=== Extracted information ===
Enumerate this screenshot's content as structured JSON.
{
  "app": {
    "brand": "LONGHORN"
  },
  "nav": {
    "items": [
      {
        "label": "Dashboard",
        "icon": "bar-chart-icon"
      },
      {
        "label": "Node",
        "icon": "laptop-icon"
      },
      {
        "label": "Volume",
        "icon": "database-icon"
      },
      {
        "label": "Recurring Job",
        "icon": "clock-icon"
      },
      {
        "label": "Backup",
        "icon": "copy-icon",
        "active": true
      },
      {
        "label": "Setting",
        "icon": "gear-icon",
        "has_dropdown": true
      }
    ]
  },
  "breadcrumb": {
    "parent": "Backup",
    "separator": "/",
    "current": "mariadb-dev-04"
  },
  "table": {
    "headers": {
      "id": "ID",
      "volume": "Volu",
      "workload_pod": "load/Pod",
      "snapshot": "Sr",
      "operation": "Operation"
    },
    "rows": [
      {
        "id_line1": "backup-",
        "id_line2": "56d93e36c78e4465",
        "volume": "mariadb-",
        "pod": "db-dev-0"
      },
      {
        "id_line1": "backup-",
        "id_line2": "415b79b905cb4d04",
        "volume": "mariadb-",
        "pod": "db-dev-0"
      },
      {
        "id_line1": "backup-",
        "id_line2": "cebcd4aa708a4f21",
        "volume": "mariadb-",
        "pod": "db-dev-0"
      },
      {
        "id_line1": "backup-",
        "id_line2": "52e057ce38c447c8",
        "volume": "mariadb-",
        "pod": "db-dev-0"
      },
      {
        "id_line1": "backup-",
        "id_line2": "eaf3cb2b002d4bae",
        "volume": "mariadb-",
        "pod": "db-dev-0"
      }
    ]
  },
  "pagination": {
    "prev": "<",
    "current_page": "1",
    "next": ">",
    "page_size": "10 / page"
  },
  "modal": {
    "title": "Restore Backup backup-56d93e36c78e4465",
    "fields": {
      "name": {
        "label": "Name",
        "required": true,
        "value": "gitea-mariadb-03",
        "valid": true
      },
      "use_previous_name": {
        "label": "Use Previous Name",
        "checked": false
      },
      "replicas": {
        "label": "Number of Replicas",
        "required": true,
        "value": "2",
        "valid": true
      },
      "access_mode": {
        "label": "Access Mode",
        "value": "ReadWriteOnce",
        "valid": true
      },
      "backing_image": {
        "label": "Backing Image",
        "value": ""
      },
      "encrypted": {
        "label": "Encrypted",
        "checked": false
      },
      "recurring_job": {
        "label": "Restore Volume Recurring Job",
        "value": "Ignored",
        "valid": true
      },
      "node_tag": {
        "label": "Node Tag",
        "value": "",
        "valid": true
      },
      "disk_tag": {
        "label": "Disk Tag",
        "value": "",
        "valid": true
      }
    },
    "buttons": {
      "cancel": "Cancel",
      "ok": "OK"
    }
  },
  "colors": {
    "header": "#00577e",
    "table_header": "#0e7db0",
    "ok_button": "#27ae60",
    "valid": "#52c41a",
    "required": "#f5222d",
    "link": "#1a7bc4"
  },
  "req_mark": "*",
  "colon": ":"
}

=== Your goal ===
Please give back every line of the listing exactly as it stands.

=== Solution below ===
Enumerate this screenshot's content as structured JSON.
{
  "app": {
    "brand": "LONGHORN"
  },
  "nav": {
    "items": [
      {
        "label": "Dashboard",
        "icon": "bar-chart-icon"
      },
      {
        "label": "Node",
        "icon": "laptop-icon"
      },
      {
        "label": "Volume",
        "icon": "database-icon"
      },
      {
        "label": "Recurring Job",
        "icon": "clock-icon"
      },
      {
        "label": "Backup",
        "icon": "copy-icon",
        "active": true
      },
      {
        "label": "Setting",
        "icon": "gear-icon",
        "has_dropdown": true
      }
    ]
  },
  "breadcrumb": {
    "parent": "Backup",
    "separator": "/",
    "current": "mariadb-dev-04"
  },
  "table": {
    "headers": {
      "id": "ID",
      "volume": "Volu",
      "workload_pod": "load/Pod",
      "snapshot": "Sr",
      "operation": "Operation"
    },
    "rows": [
      {
        "id_line1": "backup-",
        "id_line2": "56d93e36c78e4465",
        "volume": "mariadb-",
        "pod": "db-dev-0"
      },
      {
        "id_line1": "backup-",
        "id_line2": "415b79b905cb4d04",
        "volume": "mariadb-",
        "pod": "db-dev-0"
      },
      {
        "id_line1": "backup-",
        "id_line2": "cebcd4aa708a4f21",
        "volume": "mariadb-",
        "pod": "db-dev-0"
      },
      {
        "id_line1": "backup-",
        "id_line2": "52e057ce38c447c8",
        "volume": "mariadb-",
        "pod": "db-dev-0"
      },
      {
        "id_line1": "backup-",
        "id_line2": "eaf3cb2b002d4bae",
        "volume": "mariadb-",
        "pod": "db-dev-0"
      }
    ]
  },
  "pagination": {
    "prev": "<",
    "current_page": "1",
    "next": ">",
    "page_size": "10 / page"
  },
  "modal": {
    "title": "Restore Backup backup-56d93e36c78e4465",
    "fields": {
      "name": {
        "label": "Name",
        "required": true,
        "value": "gitea-mariadb-03",
        "valid": true
      },
      "use_previous_name": {
        "label": "Use Previous Name",
        "checked": false
      },
      "replicas": {
        "label": "Number of Replicas",
        "required": true,
        "value": "2",
        "valid": true
      },
      "access_mode": {
        "label": "Access Mode",
        "value": "ReadWriteOnce",
        "valid": true
      },
      "backing_image": {
        "label": "Backing Image",
        "value": ""
      },
      "encrypted": {
        "label": "Encrypted",
        "checked": false
      },
      "recurring_job": {
        "label": "Restore Volume Recurring Job",
        "value": "Ignored",
        "valid": true
      },
      "node_tag": {
        "label": "Node Tag",
        "value": "",
        "valid": true
      },
      "disk_tag": {
        "label": "Disk Tag",
        "value": "",
        "valid": true
      }
    },
    "buttons": {
      "cancel": "Cancel",
      "ok": "OK"
    }
  },
  "colors": {
    "header": "#00577e",
    "table_header": "#0e7db0",
    "ok_button": "#27ae60",
    "valid": "#52c41a",
    "required": "#f5222d",
    "link": "#1a7bc4"
  },
  "req_mark": "*",
  "colon": ":"
}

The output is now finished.